The number of initial unemployment applications submitted in Indiana last week was about the same as the week before and well below the 100,000-plus received for three straight weeks in late March and early April.
Indiana has also processed nearly 69,000 applications for a separate federal program set up for self-employed and gig workers.
Federal statistics show Indiana was paying unemployment benefits to about 285,000 people during the week ending May 2, while only about 13,000 people received those payments a year earlier.
Nationally, more than 2.4 million laid-off workers applied for unemployment benefits last week as April’s unemployment rate reached 14.7 percent, the highest since the Depression.
Gov. Eric Holcomb said because health indicators remain positive, most of the state will advance to phase 3 of the Back On Track Indiana plan on Friday, though local governments may impose more restrictive guidelines.
“We continue to remain vigilant about protecting Hoosiers’ health while taking responsible steps to further open our state’s economy,” Holcomb said. “Moving to stage 3 is possible because Hoosiers across the state have worked together and made sacrifices to slow the spread.”
The governor said he has used data to drive decisions since the state’s first case of the novel coronavirus in early March and will continue to do so as the state contemplates a sector-by-sector reset.
The state will move to reopen while monitoring and responding to four guiding principles:
The number of hospitalized COVID-19 patients statewide has decreased for 14 days
The state retains its surge capacity for critical care beds and ventilators
The state retains its ability to test all Hoosiers who are COVID-19 symptomatic as well as health care workers, first responders, and frontline employees

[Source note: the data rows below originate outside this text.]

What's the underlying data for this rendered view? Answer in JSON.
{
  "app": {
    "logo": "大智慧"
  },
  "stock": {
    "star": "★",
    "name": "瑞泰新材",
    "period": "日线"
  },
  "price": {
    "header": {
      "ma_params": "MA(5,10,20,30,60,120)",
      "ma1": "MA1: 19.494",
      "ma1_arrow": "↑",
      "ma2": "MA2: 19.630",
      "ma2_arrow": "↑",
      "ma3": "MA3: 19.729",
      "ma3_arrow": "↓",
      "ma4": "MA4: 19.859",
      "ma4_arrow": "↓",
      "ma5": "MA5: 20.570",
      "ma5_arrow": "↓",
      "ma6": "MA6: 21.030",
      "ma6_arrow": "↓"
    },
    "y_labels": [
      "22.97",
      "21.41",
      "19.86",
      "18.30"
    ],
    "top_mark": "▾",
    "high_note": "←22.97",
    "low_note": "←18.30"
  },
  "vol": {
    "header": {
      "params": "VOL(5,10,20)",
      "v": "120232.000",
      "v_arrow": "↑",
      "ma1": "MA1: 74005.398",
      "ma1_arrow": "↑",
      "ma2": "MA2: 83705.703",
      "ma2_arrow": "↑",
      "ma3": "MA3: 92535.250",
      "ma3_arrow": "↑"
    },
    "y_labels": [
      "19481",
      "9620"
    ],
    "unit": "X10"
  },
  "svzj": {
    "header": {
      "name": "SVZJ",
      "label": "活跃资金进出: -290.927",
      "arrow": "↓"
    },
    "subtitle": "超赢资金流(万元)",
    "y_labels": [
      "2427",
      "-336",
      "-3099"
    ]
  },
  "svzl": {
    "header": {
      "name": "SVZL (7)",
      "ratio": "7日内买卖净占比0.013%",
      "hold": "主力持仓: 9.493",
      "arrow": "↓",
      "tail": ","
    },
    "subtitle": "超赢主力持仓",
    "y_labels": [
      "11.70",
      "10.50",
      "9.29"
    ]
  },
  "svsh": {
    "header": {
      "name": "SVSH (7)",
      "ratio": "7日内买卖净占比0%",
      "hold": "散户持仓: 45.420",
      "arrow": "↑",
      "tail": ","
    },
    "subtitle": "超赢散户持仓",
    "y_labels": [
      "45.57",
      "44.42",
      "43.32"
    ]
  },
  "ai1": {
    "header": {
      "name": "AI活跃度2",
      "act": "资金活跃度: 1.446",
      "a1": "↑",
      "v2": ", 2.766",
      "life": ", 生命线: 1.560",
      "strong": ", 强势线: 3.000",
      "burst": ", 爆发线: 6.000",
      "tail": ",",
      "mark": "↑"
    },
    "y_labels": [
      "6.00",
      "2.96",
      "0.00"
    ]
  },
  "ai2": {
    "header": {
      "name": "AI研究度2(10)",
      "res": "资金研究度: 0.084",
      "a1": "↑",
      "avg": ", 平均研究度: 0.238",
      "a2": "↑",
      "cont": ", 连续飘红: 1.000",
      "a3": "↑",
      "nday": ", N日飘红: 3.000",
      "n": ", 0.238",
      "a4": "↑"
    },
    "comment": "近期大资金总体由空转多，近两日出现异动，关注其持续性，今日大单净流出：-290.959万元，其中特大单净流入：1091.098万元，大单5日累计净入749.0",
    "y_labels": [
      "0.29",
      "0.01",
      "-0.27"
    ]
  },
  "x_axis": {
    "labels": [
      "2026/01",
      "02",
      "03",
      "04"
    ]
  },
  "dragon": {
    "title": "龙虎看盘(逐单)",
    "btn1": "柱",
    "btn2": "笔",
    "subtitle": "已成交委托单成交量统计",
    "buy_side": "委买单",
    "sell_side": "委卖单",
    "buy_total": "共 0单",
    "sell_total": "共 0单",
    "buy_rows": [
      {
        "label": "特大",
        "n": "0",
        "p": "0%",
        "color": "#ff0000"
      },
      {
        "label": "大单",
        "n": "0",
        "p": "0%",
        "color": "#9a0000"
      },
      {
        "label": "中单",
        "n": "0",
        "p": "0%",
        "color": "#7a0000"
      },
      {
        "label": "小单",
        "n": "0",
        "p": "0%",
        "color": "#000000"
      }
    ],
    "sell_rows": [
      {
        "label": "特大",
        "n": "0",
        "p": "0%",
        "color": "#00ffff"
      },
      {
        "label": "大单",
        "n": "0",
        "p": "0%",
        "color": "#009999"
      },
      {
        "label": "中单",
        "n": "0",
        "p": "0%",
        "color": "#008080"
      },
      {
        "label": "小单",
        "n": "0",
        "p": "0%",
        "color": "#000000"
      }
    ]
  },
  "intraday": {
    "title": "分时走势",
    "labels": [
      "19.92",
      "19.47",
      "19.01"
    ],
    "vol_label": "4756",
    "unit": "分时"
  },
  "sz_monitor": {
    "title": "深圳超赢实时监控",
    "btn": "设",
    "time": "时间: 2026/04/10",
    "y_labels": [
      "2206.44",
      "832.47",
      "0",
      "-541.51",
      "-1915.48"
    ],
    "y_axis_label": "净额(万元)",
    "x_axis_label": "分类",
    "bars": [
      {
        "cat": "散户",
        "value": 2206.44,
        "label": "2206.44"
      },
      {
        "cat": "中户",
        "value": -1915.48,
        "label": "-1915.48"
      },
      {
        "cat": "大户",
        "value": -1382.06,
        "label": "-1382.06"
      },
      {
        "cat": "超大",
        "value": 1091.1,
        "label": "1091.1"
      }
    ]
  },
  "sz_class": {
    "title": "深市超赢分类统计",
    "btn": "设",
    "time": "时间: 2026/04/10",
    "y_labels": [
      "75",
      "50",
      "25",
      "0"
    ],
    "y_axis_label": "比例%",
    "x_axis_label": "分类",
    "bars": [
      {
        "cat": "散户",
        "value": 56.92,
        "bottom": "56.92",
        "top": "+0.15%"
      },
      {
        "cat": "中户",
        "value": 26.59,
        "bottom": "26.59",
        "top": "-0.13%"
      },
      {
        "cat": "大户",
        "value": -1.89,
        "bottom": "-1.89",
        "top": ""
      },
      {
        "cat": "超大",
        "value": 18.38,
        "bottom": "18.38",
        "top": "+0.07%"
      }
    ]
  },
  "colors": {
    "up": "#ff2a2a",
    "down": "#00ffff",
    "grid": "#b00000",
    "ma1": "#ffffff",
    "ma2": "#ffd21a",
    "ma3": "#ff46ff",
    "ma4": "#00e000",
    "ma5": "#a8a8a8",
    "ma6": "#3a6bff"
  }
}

Health officials have systems in place to contact all individuals who test positive and expand contact tracing
As more people return to work, visit stores or restaurants, and participate in more activities, “the number of COVID-19 cases will increase,” Holcomb said.
“If these principles cannot be met, all or portions of the state may need to pause on moving forward, or may need to return to an earlier phase of the stay-at-home order.”
If health indicators do remain positive, the state will move to phase 4 in mid-June, Holcomb said.
Until then, he reiterated that those 65 and over, and those with high-risk health conditions should remain home as much as possible.
Face coverings in public places are recommended; and Hoosiers who can work from home are encouraged to continue to do so.